Dill: With a flavor that’s like a combination of celery and fennel, dill is a great addition to fish dishes like salmon and sole and has high levels of vitamins A and C. We love dill on salmon burgers and in citrus salads for a punch of flavor.
Mint: More than the essential ingredient in mojitos, this refreshing herb is known for its ability to relieve an upset stomach. We love the sweet counterpoint it gives to dishes from around the world. A sprinkling over a bowl of pasta, tossed with cucumbers for Thai lettuce cups, and stirred into tzatziki sauce for lamb flatbreads, mint balances the rich flavors in so many foods.
Oregano: Gut health is important, and oregano has been shown to protect against foodborne illnesses. This slightly peppery, aromatic herb is essential in many of our Mediterranean dishes. It gives a fresh yet rich herby flavor to the region’s light seafood dishes and is perfectly complemented by the bright, lemony flavors in Mediterranean cuisine.
Parsley: More than a garnish and breath-freshener, parsley is high in vitamin A, which supports the immune system and is critical to vision. We like to add the fresh leaves to salads, toss a handful into the blender with smoothies, and sometimes swap parsley for basil in our pesto.
Rosemary: This piney herb is used in savory dishes like meatloaf and rich pastas, but remember that a little rosemary goes a long way. We like to pair it with meaty pork chops and hardy winter vegetables that can stand up to its earthy richness.
Tarragon: The anise flavor in tarragon might remind you of the flavor of some alcoholic digestifs like Sambuca and Fernet. It’s been used since ancient times to aid in digestion. We love how it brightens up salads, balances out mustardy salad dressings, and compliments the richness of our salmon burgers.
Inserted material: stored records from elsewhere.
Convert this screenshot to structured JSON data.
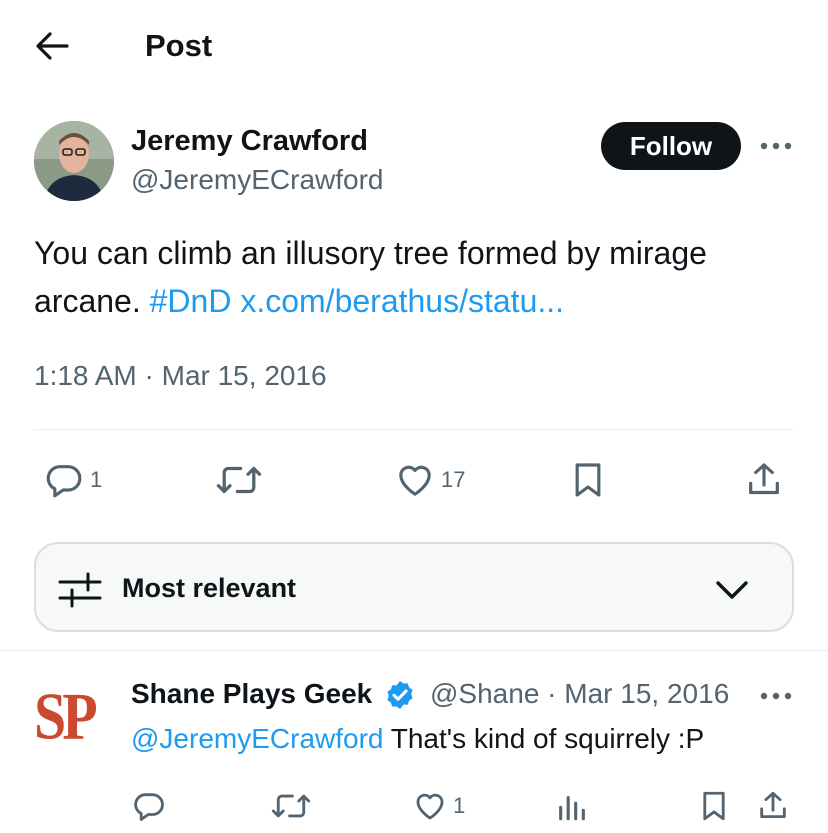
{
  "header": {
    "title": "Post"
  },
  "tweet": {
    "author_name": "Jeremy Crawford",
    "author_handle": "@JeremyECrawford",
    "follow_label": "Follow",
    "text_main": "You can climb an illusory tree formed by mirage arcane. ",
    "hashtag": "#DnD",
    "link": "x.com/berathus/statu...",
    "timestamp": "1:18 AM · Mar 15, 2016",
    "replies_count": "1",
    "likes_count": "17"
  },
  "sort": {
    "label": "Most relevant"
  },
  "reply": {
    "avatar_text": "SP",
    "name": "Shane Plays Geek",
    "meta": "@Shane · Mar 15, 2016",
    "mention": "@JeremyECrawford",
    "text": " That's kind of squirrely :P",
    "likes_count": "1"
  },
  "colors": {
    "link": "#1d9bf0",
    "text": "#0f1419",
    "muted": "#536471",
    "avatar_brand": "#c94a2e"
  },
  "icons": [
    "back-arrow-icon",
    "more-icon",
    "reply-icon",
    "retweet-icon",
    "like-icon",
    "bookmark-icon",
    "share-icon",
    "sort-filter-icon",
    "chevron-down-icon",
    "verified-icon",
    "views-icon"
  ]
}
Thai Basil: Sturdier and more pungent than the sweet Italian basil you’re likely more familiar with, Thai basil has a slight licorice flavor with a bright citrusy bite. Commonly used across Southeast Asia, Thai basil is essential in dishes like Thai drunken noodles and Vietnamese pho.
Thyme: This woody herb is higher in antioxidants than any of the others on our list. Its earthy, aromatic flavor gives roasted vegetables and winter dishes an herbaceous flavor that warms you right up.
Our Market Watch page in your recipe book explores potential substitutions and shares information about the seasonal vegetables on your doorstep each week. Our commitment to seasonal cooking means adapting to the unpredictability of the marketplace. That means that sometimes you’ll find fresh produce in your box that’s different than what’s shown in the photograph of the recipe.
Illustration by @boccaccinimeadows